From time to time, we’ve had one or two chipmunks on the property, but this year there’s been a population explosion. What caused it, I don’t know. Perhaps a warmer than usual winter, as our arborist has suggested. Whatever it was, it must have boosted the geese population as well.

The chipmunks live in our stone walls. I must admit, they add a lot of smiles around here. I’ve seen them cavort and chase each other as squirrels do, with the same joie de vivre.

Recently, I saw one being chased on the ground by a very angry sparrow. It had something in its mouth; no doubt the little rascal had stolen one of her eggs. When chasing it didn’t work, she took to the air and swooped on it, again to no avail.

When I see a blur out of the corner of my eye, I know it’s a “chippie;” only these cute little rodents have such blinding speed. I wish them well, and hope to see them back with us again next year.

These photos were taken at 8:06 am on June 18, 2011. I had to shoot through two panes of a thermal window and a screen. That accounts for the slight haze you might detect if you look closely. If I had opened a door or window to get a clearer shot, my subject would have disappeared in a blur of motion.

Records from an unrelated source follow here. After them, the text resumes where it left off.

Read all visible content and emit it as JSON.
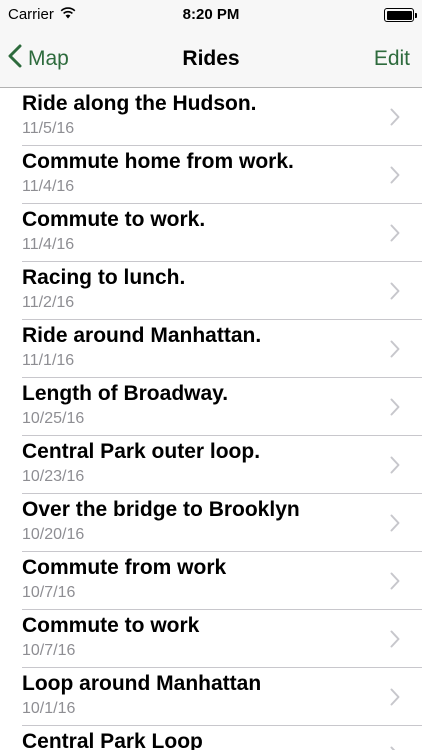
{
  "status_bar": {
    "carrier": "Carrier",
    "time": "8:20 PM"
  },
  "nav": {
    "back_label": "Map",
    "title": "Rides",
    "edit_label": "Edit"
  },
  "colors": {
    "accent": "#2e6b3d",
    "subtitle": "#8e8e93"
  },
  "rides": [
    {
      "title": "Ride along the Hudson.",
      "date": "11/5/16"
    },
    {
      "title": "Commute home from work.",
      "date": "11/4/16"
    },
    {
      "title": "Commute to work.",
      "date": "11/4/16"
    },
    {
      "title": "Racing to lunch.",
      "date": "11/2/16"
    },
    {
      "title": "Ride around Manhattan.",
      "date": "11/1/16"
    },
    {
      "title": "Length of Broadway.",
      "date": "10/25/16"
    },
    {
      "title": "Central Park outer loop.",
      "date": "10/23/16"
    },
    {
      "title": "Over the bridge to Brooklyn",
      "date": "10/20/16"
    },
    {
      "title": "Commute from work",
      "date": "10/7/16"
    },
    {
      "title": "Commute to work",
      "date": "10/7/16"
    },
    {
      "title": "Loop around Manhattan",
      "date": "10/1/16"
    },
    {
      "title": "Central Park Loop",
      "date": ""
    }
  ]
}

See related post: Chippies Are Back! Click an image to enlarge it, and browser’s back arrow to close. Comments are welcome.